Other strains of anaerobic bacteria have been considered for similar treatment methods. One promising solution involves injecting a non-toxic prodrug along with bacteria that can process it into a tumor-killing drug. This would enable doctors to introduce the tumor-killing drug exclusively in hypoxic areas of the tumor, keeping the rest of the patient's body safe.
Fact: Worldwide, the 5 most common types of cancer that kill women are (in the order of frequency): breast, lung, stomach, colorectal and cervical. In many developing countries, cervical cancer is the most common cancer.
Genetically-Modified Poliovirus Therapy
This therapy which utilizes genetically-modified Poliovirus samples is an extremely new treatment option for cancer patients. Researchers at The Preston Robert Tisch Brain Tumor Center at Duke University modified the poliovirus with portion of a cold-causing rhinovirus which removed the intrinsic disease-causing properties of the poliovirus.
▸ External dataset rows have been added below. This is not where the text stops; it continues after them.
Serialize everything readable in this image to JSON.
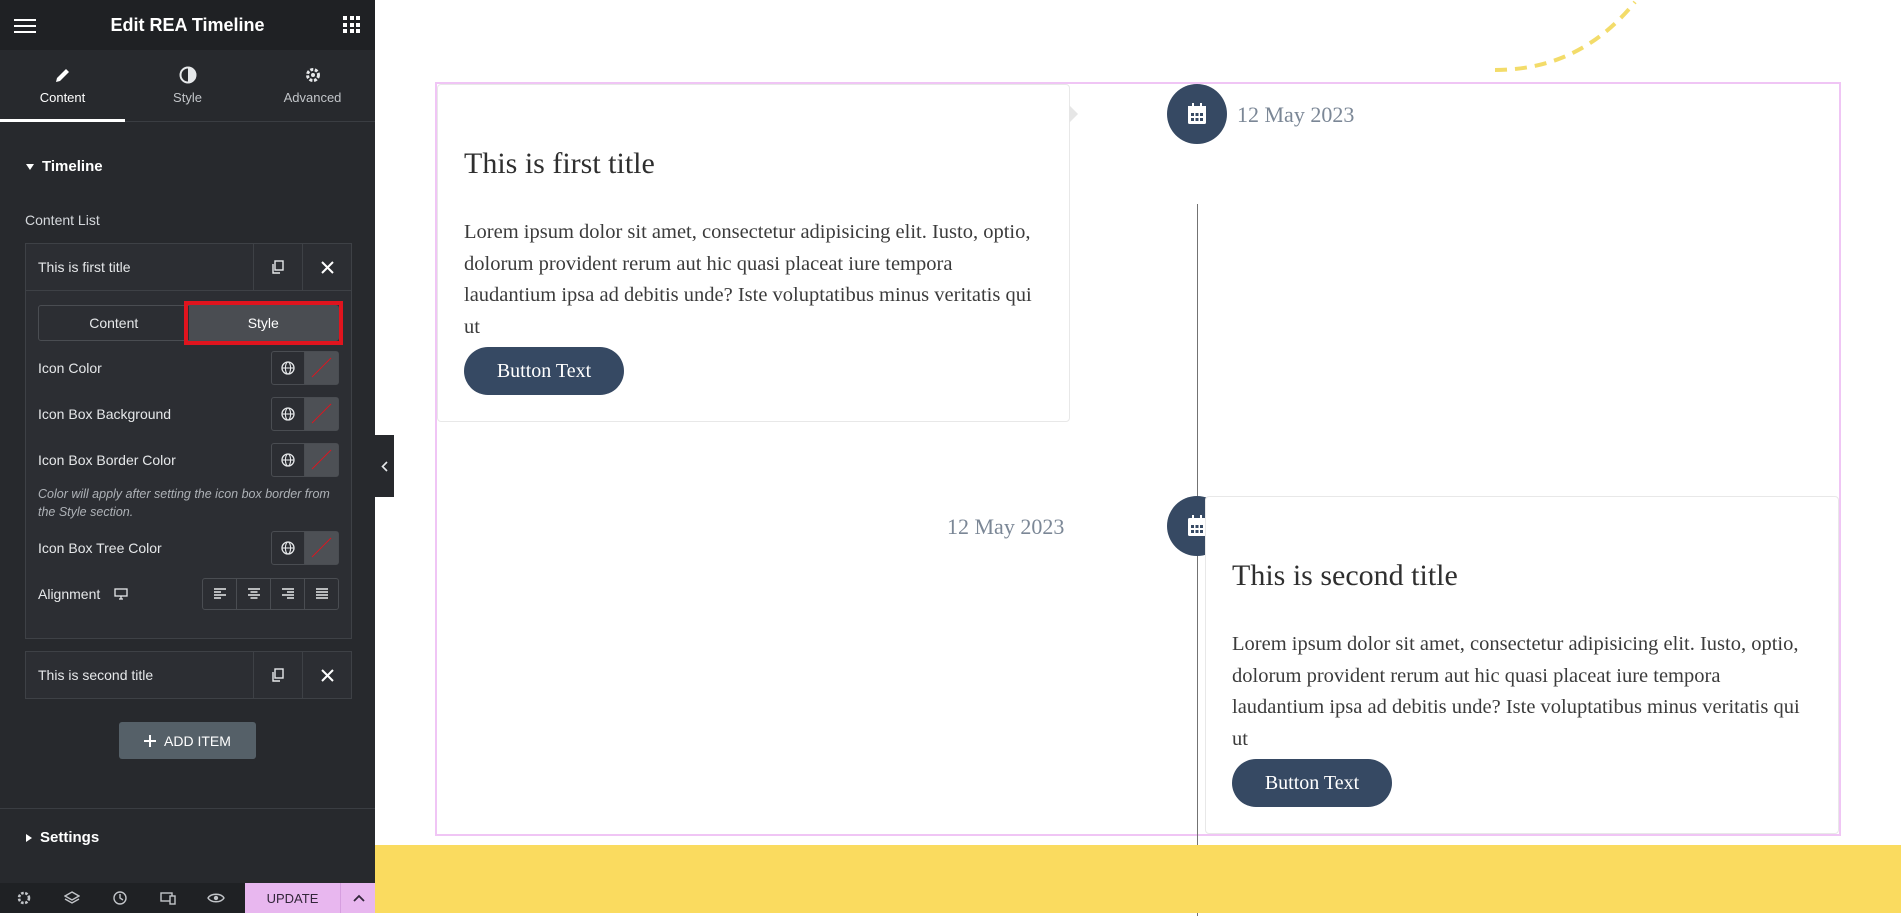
{
  "header": {
    "title": "Edit REA Timeline"
  },
  "tabs": [
    {
      "label": "Content",
      "icon": "pencil-icon"
    },
    {
      "label": "Style",
      "icon": "half-circle-icon"
    },
    {
      "label": "Advanced",
      "icon": "gear-icon"
    }
  ],
  "panel": {
    "section_title": "Timeline",
    "content_list_label": "Content List",
    "items": [
      {
        "title": "This is first title"
      },
      {
        "title": "This is second title"
      }
    ],
    "inner_tabs": {
      "content": "Content",
      "style": "Style"
    },
    "fields": {
      "icon_color": "Icon Color",
      "icon_box_bg": "Icon Box Background",
      "icon_box_border": "Icon Box Border Color",
      "note": "Color will apply after setting the icon box border from the Style section.",
      "icon_box_tree": "Icon Box Tree Color",
      "alignment": "Alignment"
    },
    "add_item": "ADD ITEM",
    "settings_title": "Settings"
  },
  "footer": {
    "update_label": "UPDATE"
  },
  "timeline": [
    {
      "title": "This is first title",
      "body": "Lorem ipsum dolor sit amet, consectetur adipisicing elit. Iusto, optio, dolorum provident rerum aut hic quasi placeat iure tempora laudantium ipsa ad debitis unde? Iste voluptatibus minus veritatis qui ut",
      "button": "Button Text",
      "date": "12 May 2023"
    },
    {
      "title": "This is second title",
      "body": "Lorem ipsum dolor sit amet, consectetur adipisicing elit. Iusto, optio, dolorum provident rerum aut hic quasi placeat iure tempora laudantium ipsa ad debitis unde? Iste voluptatibus minus veritatis qui ut",
      "button": "Button Text",
      "date": "12 May 2023"
    }
  ],
  "colors": {
    "accent": "#364963",
    "highlight": "#e0141e",
    "update_bg": "#e8b7ef",
    "wrapper_border": "#f0c5f5",
    "footer_band": "#fadb5f"
  }
}
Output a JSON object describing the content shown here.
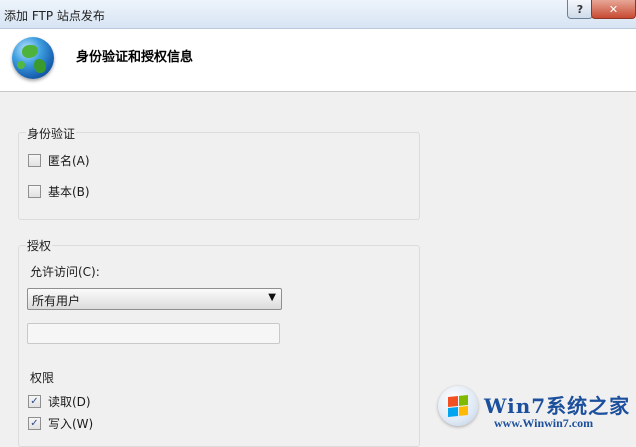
{
  "window": {
    "title": "添加 FTP 站点发布",
    "help_label": "?",
    "close_label": "✕"
  },
  "header": {
    "icon": "globe-icon",
    "title": "身份验证和授权信息"
  },
  "authentication": {
    "legend": "身份验证",
    "options": [
      {
        "label": "匿名(A)",
        "checked": false
      },
      {
        "label": "基本(B)",
        "checked": false
      }
    ]
  },
  "authorization": {
    "legend": "授权",
    "access_label": "允许访问(C):",
    "access_selected": "所有用户",
    "access_value_text": "",
    "permissions_label": "权限",
    "permissions": [
      {
        "label": "读取(D)",
        "checked": true
      },
      {
        "label": "写入(W)",
        "checked": true
      }
    ]
  },
  "watermark": {
    "title": "Win7系统之家",
    "url": "www.Winwin7.com"
  }
}
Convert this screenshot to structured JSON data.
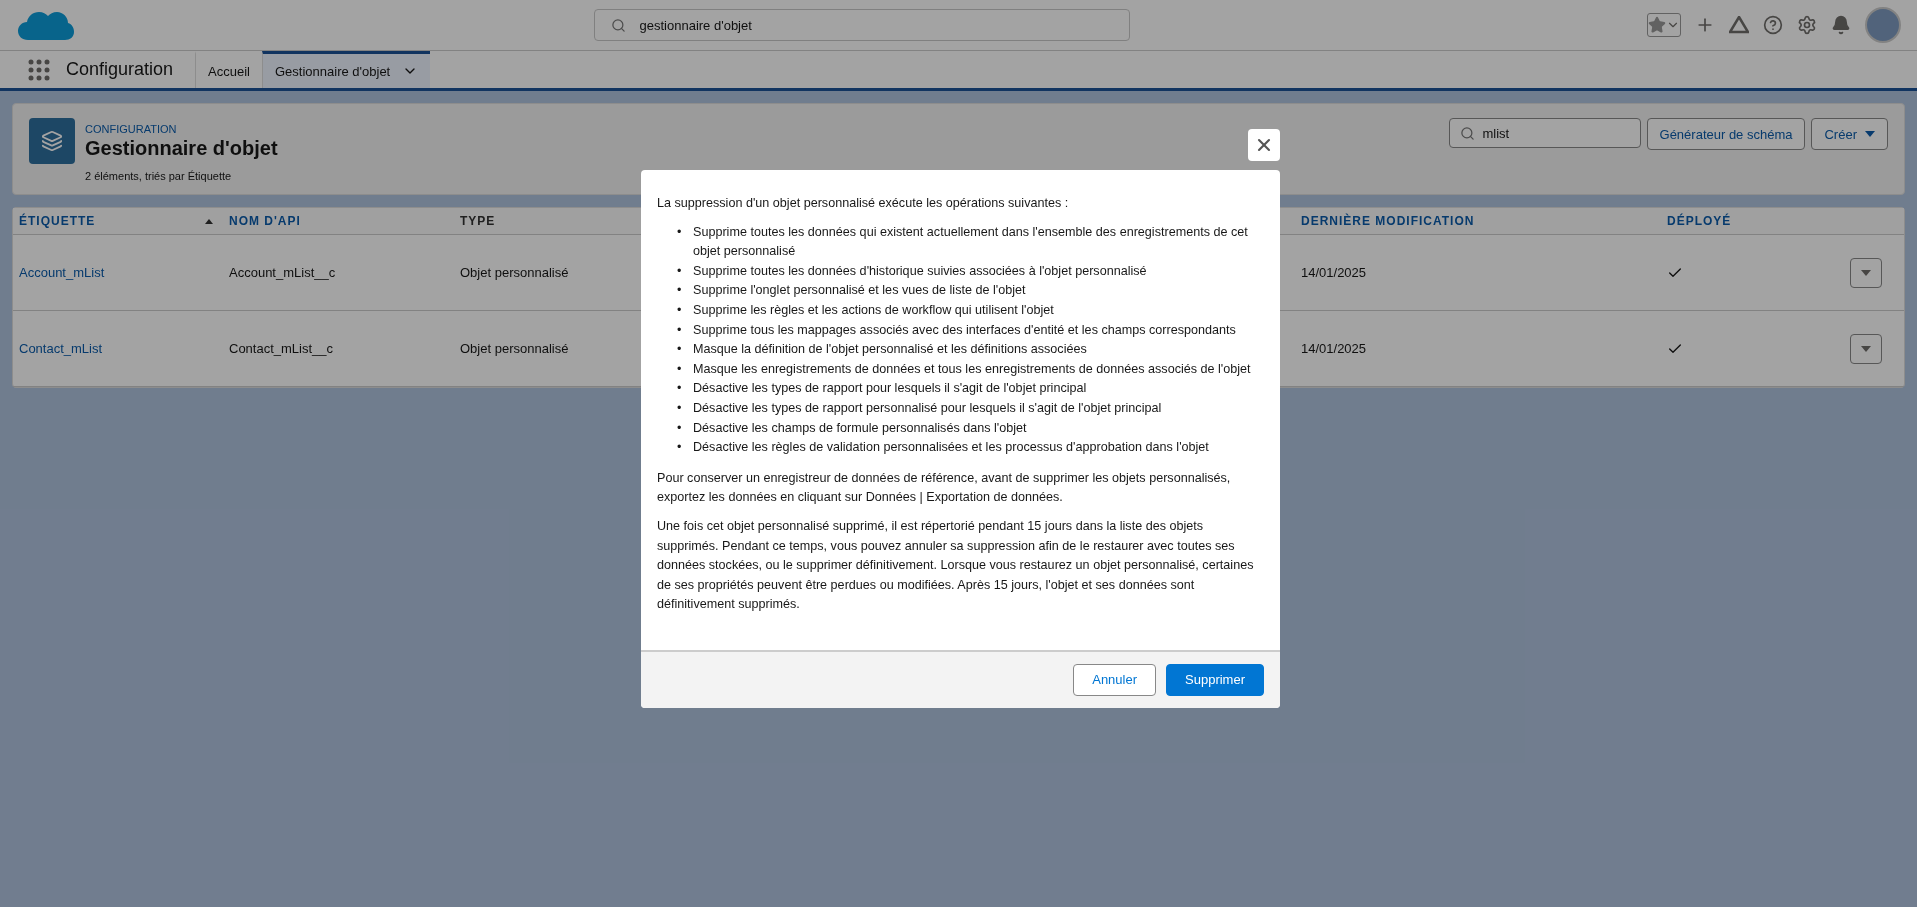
{
  "global_search": {
    "value": "gestionnaire d'objet"
  },
  "app_name": "Configuration",
  "tabs": [
    {
      "label": "Accueil",
      "selected": false,
      "has_menu": false
    },
    {
      "label": "Gestionnaire d'objet",
      "selected": true,
      "has_menu": true
    }
  ],
  "header": {
    "eyebrow": "CONFIGURATION",
    "title": "Gestionnaire d'objet",
    "subtitle": "2 éléments, triés par Étiquette",
    "search": {
      "value": "mlist"
    },
    "buttons": [
      {
        "label": "Générateur de schéma",
        "kind": "plain"
      },
      {
        "label": "Créer",
        "kind": "menu"
      }
    ]
  },
  "table": {
    "columns": [
      {
        "label": "ÉTIQUETTE",
        "sorted": true
      },
      {
        "label": "NOM D'API",
        "sorted": false
      },
      {
        "label": "TYPE",
        "sorted": false
      },
      {
        "label": "DERNIÈRE MODIFICATION",
        "sorted": false
      },
      {
        "label": "DÉPLOYÉ",
        "sorted": false
      }
    ],
    "rows": [
      {
        "label": "Account_mList",
        "api_name": "Account_mList__c",
        "type": "Objet personnalisé",
        "modified": "14/01/2025",
        "deployed": true
      },
      {
        "label": "Contact_mList",
        "api_name": "Contact_mList__c",
        "type": "Objet personnalisé",
        "modified": "14/01/2025",
        "deployed": true
      }
    ]
  },
  "modal": {
    "intro": "La suppression d'un objet personnalisé exécute les opérations suivantes :",
    "bullets": [
      {
        "marker": "•",
        "text": "Supprime toutes les données qui existent actuellement dans l'ensemble des enregistrements de cet objet personnalisé"
      },
      {
        "marker": "•",
        "text": "Supprime toutes les données d'historique suivies associées à l'objet personnalisé"
      },
      {
        "marker": "•",
        "text": "Supprime l'onglet personnalisé et les vues de liste de l'objet"
      },
      {
        "marker": "•",
        "text": "Supprime les règles et les actions de workflow qui utilisent l'objet"
      },
      {
        "marker": "•",
        "text": "Supprime tous les mappages associés avec des interfaces d'entité et les champs correspondants"
      },
      {
        "marker": "•",
        "text": "Masque la définition de l'objet personnalisé et les définitions associées"
      },
      {
        "marker": "•",
        "text": "Masque les enregistrements de données et tous les enregistrements de données associés de l'objet"
      },
      {
        "marker": "•",
        "text": "Désactive les types de rapport pour lesquels il s'agit de l'objet principal"
      },
      {
        "marker": "•",
        "text": "Désactive les types de rapport personnalisé pour lesquels il s'agit de l'objet principal"
      },
      {
        "marker": "•",
        "text": "Désactive les champs de formule personnalisés dans l'objet"
      },
      {
        "marker": "•",
        "text": "Désactive les règles de validation personnalisées et les processus d'approbation dans l'objet"
      }
    ],
    "paragraphs": [
      "Pour conserver un enregistreur de données de référence, avant de supprimer les objets personnalisés, exportez les données en cliquant sur Données | Exportation de données.",
      "Une fois cet objet personnalisé supprimé, il est répertorié pendant 15 jours dans la liste des objets supprimés. Pendant ce temps, vous pouvez annuler sa suppression afin de le restaurer avec toutes ses données stockées, ou le supprimer définitivement. Lorsque vous restaurez un objet personnalisé, certaines de ses propriétés peuvent être perdues ou modifiées. Après 15 jours, l'objet et ses données sont définitivement supprimés."
    ],
    "buttons": [
      {
        "label": "Annuler",
        "kind": "neutral"
      },
      {
        "label": "Supprimer",
        "kind": "brand"
      }
    ]
  }
}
This genetically-modified virus has been dubbed the "PVS-RIPO" virus and it works by being directly infused into a patient's tumor (such as a brain tumor). Once inside the tumor, PVS-RIPO then proceeds to infect and kill the cancerous cells. PVS-RIPO has remarkable cancer regression capabilities on its own, but it's real power lies in the fact that it alerts your body's natural defense mechanisms into fighting against the cancerous cells as well. The human immune system is trained to fight against viral infections and, as such, it recognizes the now infected cancer cells as being viral in nature and it attacks them. The body doesn't normally attack cancer cells on its own due to the fact that cancer cells have a sort of "shield" around them that causes the immune system to not be able to "see" it properly.
The PVS-RIPO poliovirus was invented by Matthias Gromeier, MD, Associate Professor of Surgery, Associate Professor in Molecular Genetics and Microbiology, and Associate Professor of Medicine at Duke University School of Medicine, more than 2 decades ago, when he discovered that many cancer cells, including glioblastoma cells, produce the poliovirus receptor Necl-5/CD155. Glioblastoma multiforme (GBM), also known as glioblastoma and grade IV astrocytoma, is the most common and aggressive form of cancer that begins within the brain. People that suffer from this form of cancer almost never recover, but with the help of PVS-RIPO, sufferers may now have a chance to fight against this type of cancer.
Fact: Worldwide, the 5 most common types of cancer that kill men are (in order of frequency): lung, stomach, liver, colorectal and esophagus.
Experimental cancer treatments are medical therapies designed to improve, supplement or replace traditional cancer treatments (surgery, chemotherapy and radiation) in an attempt to reduce or remove cancerous growths. As you can see, all of the listed treatments are very exciting in nature and, if they become viable, can hopefully help us eradicate cancer.